Problem
Among the records, find the lines that hold the string "Unlawful" and return them.

Data supplied
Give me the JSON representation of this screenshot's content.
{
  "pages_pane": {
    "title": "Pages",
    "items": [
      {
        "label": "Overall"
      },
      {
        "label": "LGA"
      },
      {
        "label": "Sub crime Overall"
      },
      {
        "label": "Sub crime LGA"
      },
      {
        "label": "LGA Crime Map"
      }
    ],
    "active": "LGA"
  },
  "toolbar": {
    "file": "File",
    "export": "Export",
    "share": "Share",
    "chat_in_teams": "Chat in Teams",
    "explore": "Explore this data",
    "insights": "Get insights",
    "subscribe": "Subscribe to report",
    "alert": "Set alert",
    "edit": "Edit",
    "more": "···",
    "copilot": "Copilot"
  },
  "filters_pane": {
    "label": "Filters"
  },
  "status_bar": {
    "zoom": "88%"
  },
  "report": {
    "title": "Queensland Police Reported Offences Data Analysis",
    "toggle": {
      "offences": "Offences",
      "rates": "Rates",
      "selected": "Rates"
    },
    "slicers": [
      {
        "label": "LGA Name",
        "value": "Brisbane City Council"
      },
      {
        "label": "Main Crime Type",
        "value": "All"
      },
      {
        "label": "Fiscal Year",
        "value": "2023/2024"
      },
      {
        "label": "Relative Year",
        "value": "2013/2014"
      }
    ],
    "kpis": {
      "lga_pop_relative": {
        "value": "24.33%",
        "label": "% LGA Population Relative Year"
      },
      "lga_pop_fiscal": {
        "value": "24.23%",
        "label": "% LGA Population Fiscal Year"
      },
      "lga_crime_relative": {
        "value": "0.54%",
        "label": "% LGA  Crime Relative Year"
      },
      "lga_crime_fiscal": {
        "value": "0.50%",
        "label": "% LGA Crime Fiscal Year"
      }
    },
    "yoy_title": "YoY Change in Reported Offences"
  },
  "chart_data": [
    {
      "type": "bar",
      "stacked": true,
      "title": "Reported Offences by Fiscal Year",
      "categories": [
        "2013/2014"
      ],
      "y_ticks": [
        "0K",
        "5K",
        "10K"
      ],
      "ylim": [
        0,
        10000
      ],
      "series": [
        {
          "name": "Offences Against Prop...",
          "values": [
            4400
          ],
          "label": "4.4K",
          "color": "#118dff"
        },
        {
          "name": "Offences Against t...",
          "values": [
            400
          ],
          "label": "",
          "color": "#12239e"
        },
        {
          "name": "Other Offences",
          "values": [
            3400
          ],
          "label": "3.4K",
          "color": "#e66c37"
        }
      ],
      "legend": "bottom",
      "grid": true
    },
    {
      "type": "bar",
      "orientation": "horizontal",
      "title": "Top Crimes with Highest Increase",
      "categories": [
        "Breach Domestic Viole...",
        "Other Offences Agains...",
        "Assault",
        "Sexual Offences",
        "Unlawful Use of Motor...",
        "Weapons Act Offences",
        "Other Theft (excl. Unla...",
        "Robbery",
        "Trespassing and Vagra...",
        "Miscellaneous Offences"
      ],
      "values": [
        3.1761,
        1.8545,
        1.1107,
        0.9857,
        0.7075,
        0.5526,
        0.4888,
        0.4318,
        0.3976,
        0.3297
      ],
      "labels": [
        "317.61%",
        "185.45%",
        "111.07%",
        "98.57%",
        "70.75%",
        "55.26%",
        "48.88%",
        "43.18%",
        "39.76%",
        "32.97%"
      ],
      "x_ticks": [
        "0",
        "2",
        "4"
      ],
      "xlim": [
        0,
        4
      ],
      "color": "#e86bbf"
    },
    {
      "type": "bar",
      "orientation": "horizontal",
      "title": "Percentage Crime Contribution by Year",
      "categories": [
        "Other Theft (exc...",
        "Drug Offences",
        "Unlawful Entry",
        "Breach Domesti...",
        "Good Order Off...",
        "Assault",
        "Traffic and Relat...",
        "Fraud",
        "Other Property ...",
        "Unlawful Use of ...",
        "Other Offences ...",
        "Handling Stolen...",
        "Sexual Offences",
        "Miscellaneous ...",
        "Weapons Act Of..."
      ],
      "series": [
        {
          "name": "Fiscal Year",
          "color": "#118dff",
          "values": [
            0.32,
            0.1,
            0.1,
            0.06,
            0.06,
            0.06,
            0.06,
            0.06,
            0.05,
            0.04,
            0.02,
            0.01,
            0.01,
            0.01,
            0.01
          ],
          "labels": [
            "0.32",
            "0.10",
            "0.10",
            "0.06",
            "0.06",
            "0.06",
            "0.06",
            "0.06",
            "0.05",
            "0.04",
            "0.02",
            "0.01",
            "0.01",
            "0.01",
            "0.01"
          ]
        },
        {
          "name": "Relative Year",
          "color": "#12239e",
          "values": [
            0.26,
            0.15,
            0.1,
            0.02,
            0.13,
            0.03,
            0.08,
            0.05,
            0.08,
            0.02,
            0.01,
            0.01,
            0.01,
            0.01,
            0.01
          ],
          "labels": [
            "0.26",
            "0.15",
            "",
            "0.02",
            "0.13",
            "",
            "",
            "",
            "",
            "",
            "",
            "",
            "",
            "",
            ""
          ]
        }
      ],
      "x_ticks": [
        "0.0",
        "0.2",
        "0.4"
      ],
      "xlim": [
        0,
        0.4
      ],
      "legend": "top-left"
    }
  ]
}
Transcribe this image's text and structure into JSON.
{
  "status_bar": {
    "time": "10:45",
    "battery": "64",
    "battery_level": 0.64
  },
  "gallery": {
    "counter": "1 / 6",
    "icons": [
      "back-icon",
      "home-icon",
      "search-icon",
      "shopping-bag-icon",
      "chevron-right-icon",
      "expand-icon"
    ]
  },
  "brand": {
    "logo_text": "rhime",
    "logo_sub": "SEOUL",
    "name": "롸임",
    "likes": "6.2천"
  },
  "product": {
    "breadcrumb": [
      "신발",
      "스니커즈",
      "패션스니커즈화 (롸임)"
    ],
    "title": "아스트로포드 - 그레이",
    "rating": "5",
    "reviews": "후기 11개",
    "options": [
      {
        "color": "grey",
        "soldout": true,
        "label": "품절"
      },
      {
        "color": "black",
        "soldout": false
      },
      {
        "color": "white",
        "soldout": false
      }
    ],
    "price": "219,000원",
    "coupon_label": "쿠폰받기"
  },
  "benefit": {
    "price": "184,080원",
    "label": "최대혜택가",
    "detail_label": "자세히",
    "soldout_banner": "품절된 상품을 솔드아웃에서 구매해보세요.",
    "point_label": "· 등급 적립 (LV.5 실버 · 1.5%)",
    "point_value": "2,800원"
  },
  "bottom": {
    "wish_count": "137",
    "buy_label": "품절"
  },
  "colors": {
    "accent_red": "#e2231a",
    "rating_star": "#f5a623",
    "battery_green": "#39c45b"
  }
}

Answer to this task
        "Unlawful Use of Motor...",
        "Unlawful Entry",
        "Unlawful Use of ...",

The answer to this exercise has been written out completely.